_Work item_
Repeat only the lines below from the one that contains "Read all visible content and emit it as JSON." through the final line, exactly. Omit pictures.

*** Dataset extract ***

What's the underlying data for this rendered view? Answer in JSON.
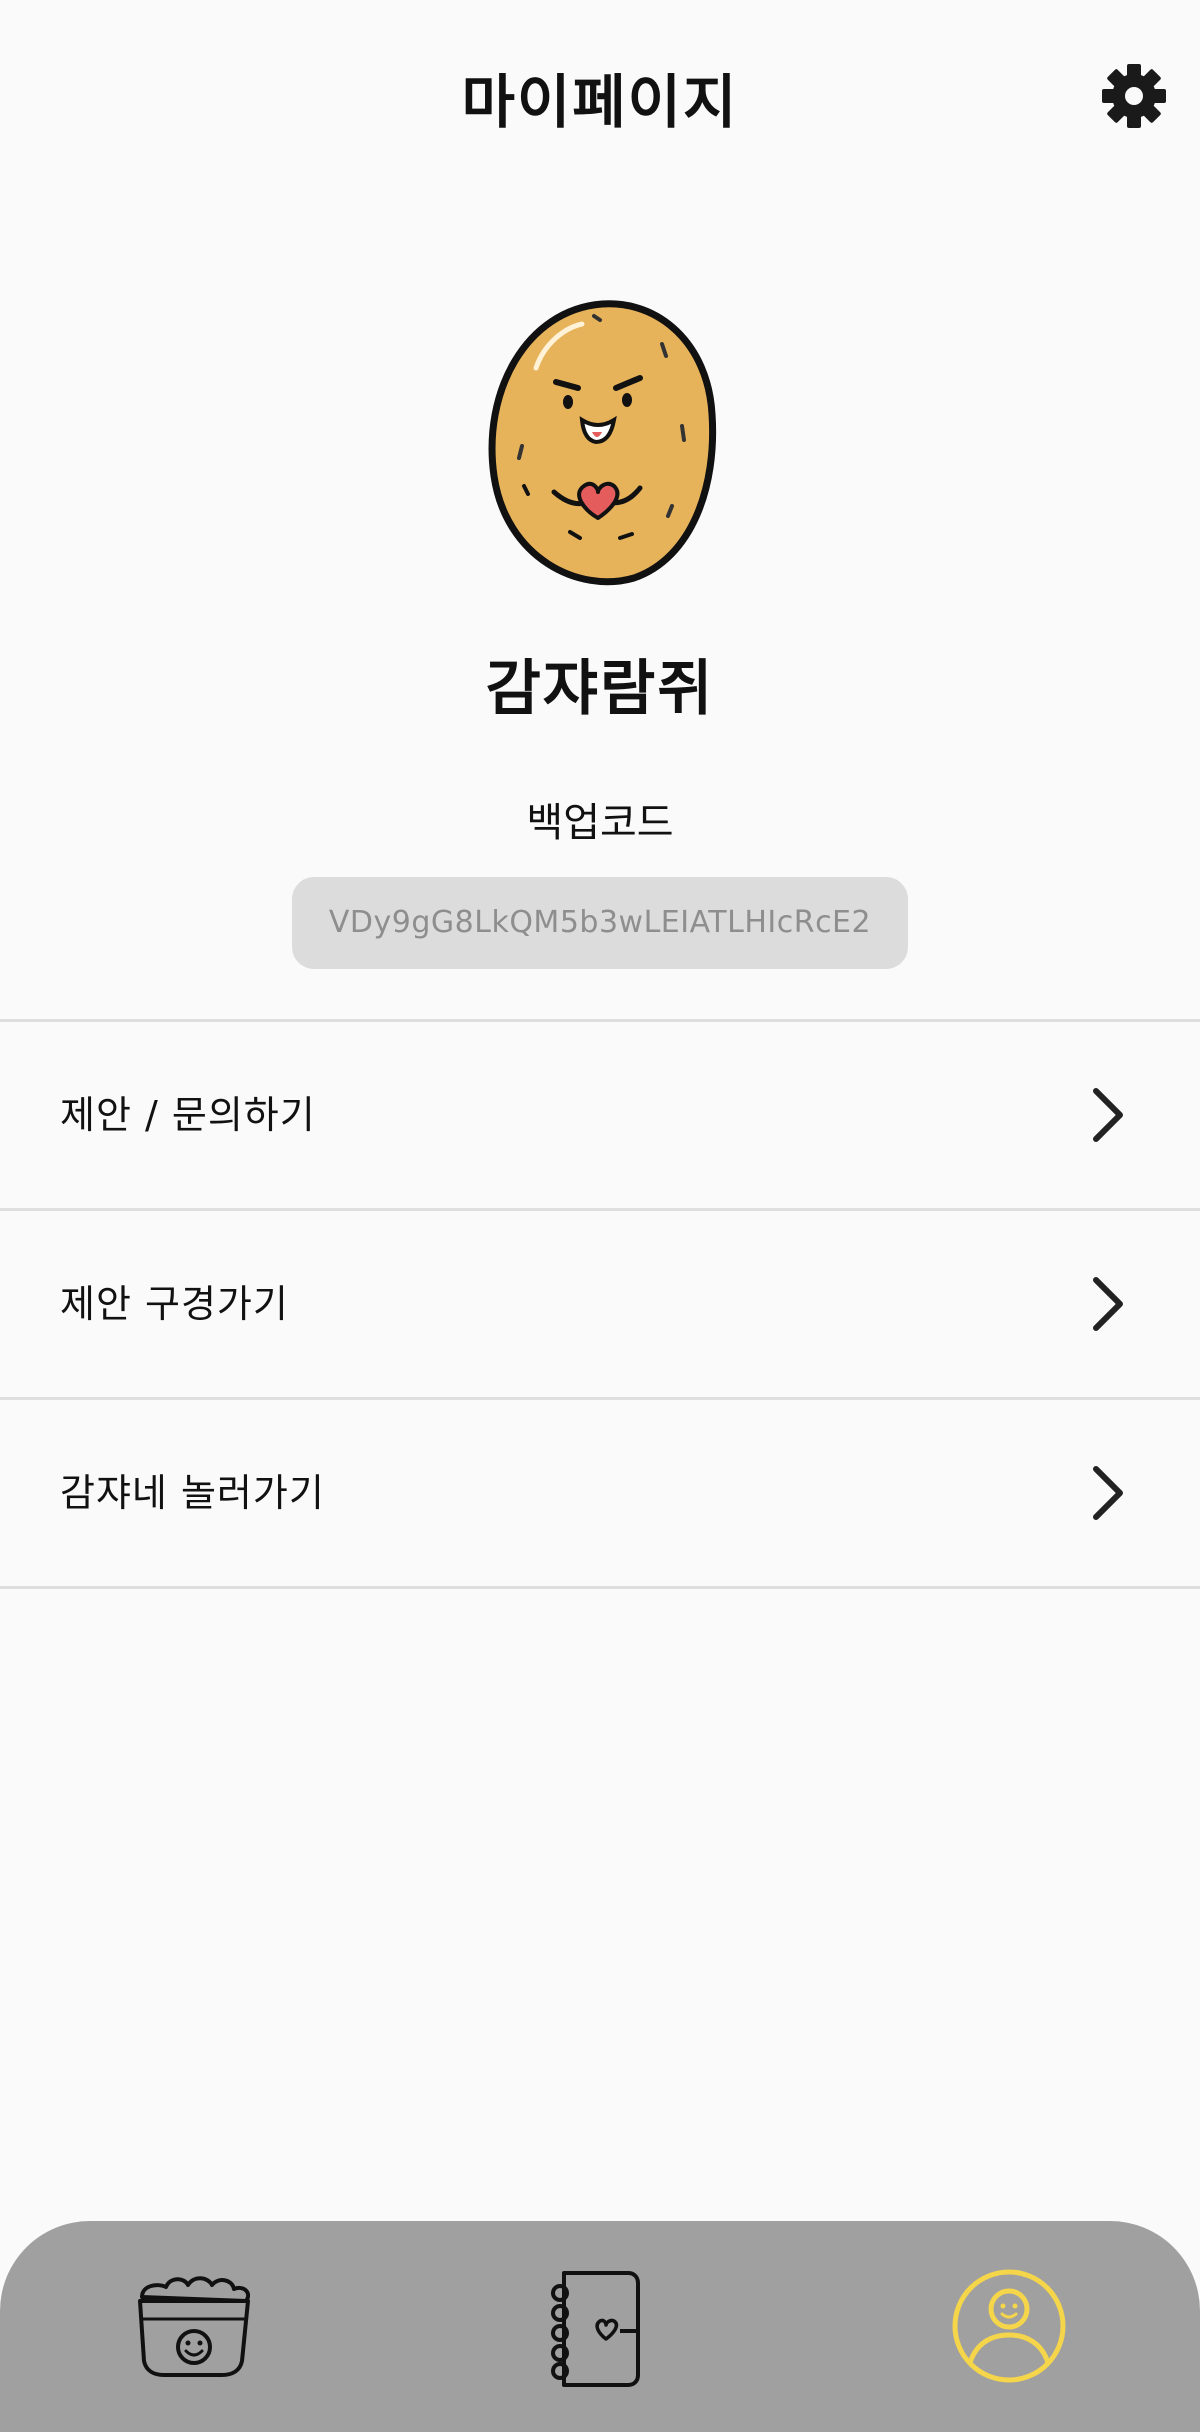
{
  "header": {
    "title": "마이페이지",
    "settings_icon": "gear-icon"
  },
  "profile": {
    "avatar_icon": "potato-character-icon",
    "nickname": "감쟈람쥐",
    "backup_label": "백업코드",
    "backup_code": "VDy9gG8LkQM5b3wLEIATLHIcRcE2"
  },
  "menu": {
    "items": [
      {
        "label": "제안 / 문의하기",
        "icon": "chevron-right-icon"
      },
      {
        "label": "제안 구경가기",
        "icon": "chevron-right-icon"
      },
      {
        "label": "감쟈네 놀러가기",
        "icon": "chevron-right-icon"
      }
    ]
  },
  "bottom_nav": {
    "items": [
      {
        "icon": "potato-basket-icon",
        "active": false
      },
      {
        "icon": "notebook-icon",
        "active": false
      },
      {
        "icon": "user-profile-icon",
        "active": true
      }
    ]
  },
  "colors": {
    "background": "#fafafa",
    "code_box": "#dcdcdc",
    "code_text": "#8e8e8e",
    "divider": "#dedede",
    "nav_bar": "#a0a0a0",
    "active_accent": "#f5d54a",
    "potato_fill": "#e6b25a"
  }
}
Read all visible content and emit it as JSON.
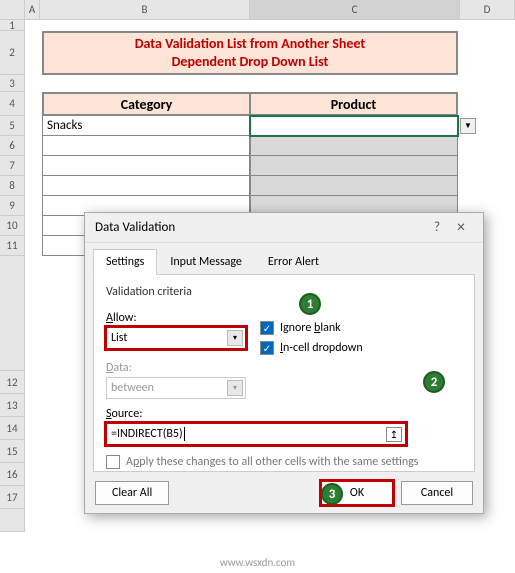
{
  "columns": {
    "a": "A",
    "b": "B",
    "c": "C",
    "d": "D"
  },
  "rows": [
    "1",
    "2",
    "3",
    "4",
    "5",
    "6",
    "7",
    "8",
    "9",
    "10",
    "11",
    "12",
    "13",
    "14",
    "15",
    "16",
    "17"
  ],
  "title_line1": "Data Validation List from Another Sheet",
  "title_line2": "Dependent Drop Down List",
  "table": {
    "header1": "Category",
    "header2": "Product",
    "row1_col1": "Snacks"
  },
  "dialog": {
    "title": "Data Validation",
    "help": "?",
    "close": "×",
    "tabs": {
      "settings": "Settings",
      "input": "Input Message",
      "error": "Error Alert"
    },
    "section": "Validation criteria",
    "allow_label": "Allow:",
    "allow_value": "List",
    "data_label": "Data:",
    "data_value": "between",
    "chk_ignore": "Ignore blank",
    "chk_incell": "In-cell dropdown",
    "source_label": "Source:",
    "source_value": "=INDIRECT(B5)",
    "apply_text": "Apply these changes to all other cells with the same settings",
    "clear": "Clear All",
    "ok": "OK",
    "cancel": "Cancel"
  },
  "callouts": {
    "n1": "1",
    "n2": "2",
    "n3": "3"
  },
  "watermark": "www.wsxdn.com",
  "chart_data": null
}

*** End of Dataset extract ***

_Solution_
Read all visible content and emit it as JSON.
{
  "columns": {
    "a": "A",
    "b": "B",
    "c": "C",
    "d": "D"
  },
  "rows": [
    "1",
    "2",
    "3",
    "4",
    "5",
    "6",
    "7",
    "8",
    "9",
    "10",
    "11",
    "12",
    "13",
    "14",
    "15",
    "16",
    "17"
  ],
  "title_line1": "Data Validation List from Another Sheet",
  "title_line2": "Dependent Drop Down List",
  "table": {
    "header1": "Category",
    "header2": "Product",
    "row1_col1": "Snacks"
  },
  "dialog": {
    "title": "Data Validation",
    "help": "?",
    "close": "×",
    "tabs": {
      "settings": "Settings",
      "input": "Input Message",
      "error": "Error Alert"
    },
    "section": "Validation criteria",
    "allow_label": "Allow:",
    "allow_value": "List",
    "data_label": "Data:",
    "data_value": "between",
    "chk_ignore": "Ignore blank",
    "chk_incell": "In-cell dropdown",
    "source_label": "Source:",
    "source_value": "=INDIRECT(B5)",
    "apply_text": "Apply these changes to all other cells with the same settings",
    "clear": "Clear All",
    "ok": "OK",
    "cancel": "Cancel"
  },
  "callouts": {
    "n1": "1",
    "n2": "2",
    "n3": "3"
  },
  "watermark": "www.wsxdn.com",
  "chart_data": null
}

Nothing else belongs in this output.